16-Feb-2002 -- Continued from 17°N 102°E.
After spending the night at the Chiang Khan Hill Resort at the rapids in the Mekong (Kaeng Khut Khu) we enjoyed breakfast with the sun rising over a mountain south of the rapids (see picture). We had to be back in Udon Thani by mid-afternoon which left us some time to give this confluence a try.
The topography in this area is very different form what we had encountered elsewhere in northeastern Thailand. There are many mountains; this is reflected in the course of the Mekong. Not far east from here it is forced to change its direction by ninety degrees, turning east after coming from the north (Laos, China). At the rapids it is actually flowing north for a while.
We drove to Pak Chom and found a paved road heading towards the confluence. About 5km from the confluence we turned into a dirt road and at 4.25km our luck finally started to run out after seven straight successful confluence visits in the region. We came to a village at the foot of some mountains and while we were preparing to turn around at the point where the dirt road turned into a foot-bridge (see picture) we learned from the villagers that there is no road towards the confluence from here.
We went back to the pavement to call it a day. As we drove along the winding road we came around a turn and the guys in picture 3 walked across the road. I immediately hit the brakes; these guys might be able to help us with locating the confluence. They looked like surveyors and appeared to carry serious GPS equipment. We stopped and explained the project to them, no problem with the explanation here! With their professional equipment they smiled at my trusty old Magellan (‘There are better units than that by now’). We showed them the approximate location of the confluence on the road map, which prompted one of the guys to go back to their car and get some topo maps. Unfortunately they did not have the right sheets, the confluence was in the south-east corner of one of their maps and there were no roads visible from that side. They told us that the topos are available from the military in Bangkok to anyone who asks and explains the reason for needing them. They were not sure, however, whether the fact that this area is close to the border with Laos would impose any restrictions. As we were ready to leave they told us about a dirt road a little down the road that might get us closer to the confluence.

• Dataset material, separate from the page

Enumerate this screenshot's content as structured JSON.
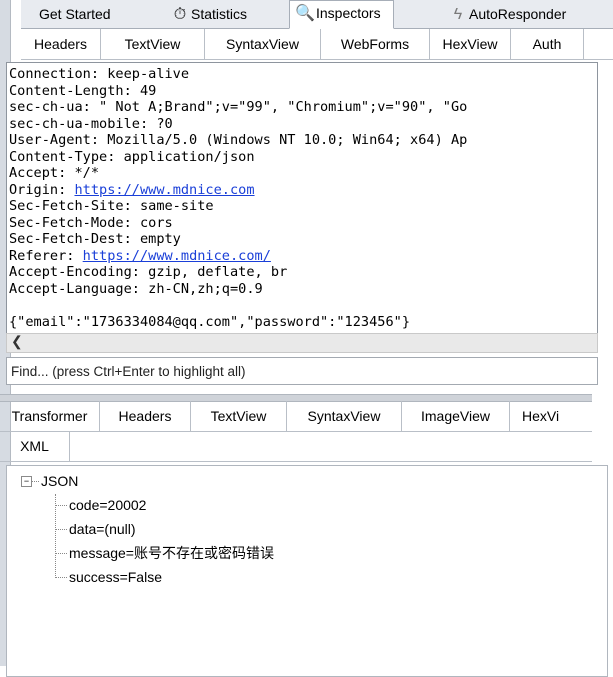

We drove on and decided to give the dirt road a try, but soon had to turn since it got too rough. Not wanting to give up so easily we stopped at a nearby house where some people were sitting in the shade with a pickup truck nearby. We talked to them for a while and inquired about roads. During the conversation one of the guys offered to take us down some roads in his truck for a fee (300 baht ~U$7). We ended up exploring some dirt roads for about an hour and a half never getting closer than the 4.25km. By now time was running out for us and we had to head back to Udon Thani. Before we left our driver told us about another road that we might want to try. That road will have to wait for next time.
On the topo map the surveyors showed us it looked like the confluence might be on a hill. There is a lot of farming going on in the area and some fields go up the slopes of the hills. If the confluence is close to such a field it might be easy to reach, but if it is in the dense bush that covers the hills around here, it could require some real effort to get to (see pictures). I am curious to see which way it turns out.
This concludes our confluence hunt in the northeast of Thailand. We were now headed for the beaches. Of course we did not forget about confluences...
Continued at 13°N 100°E.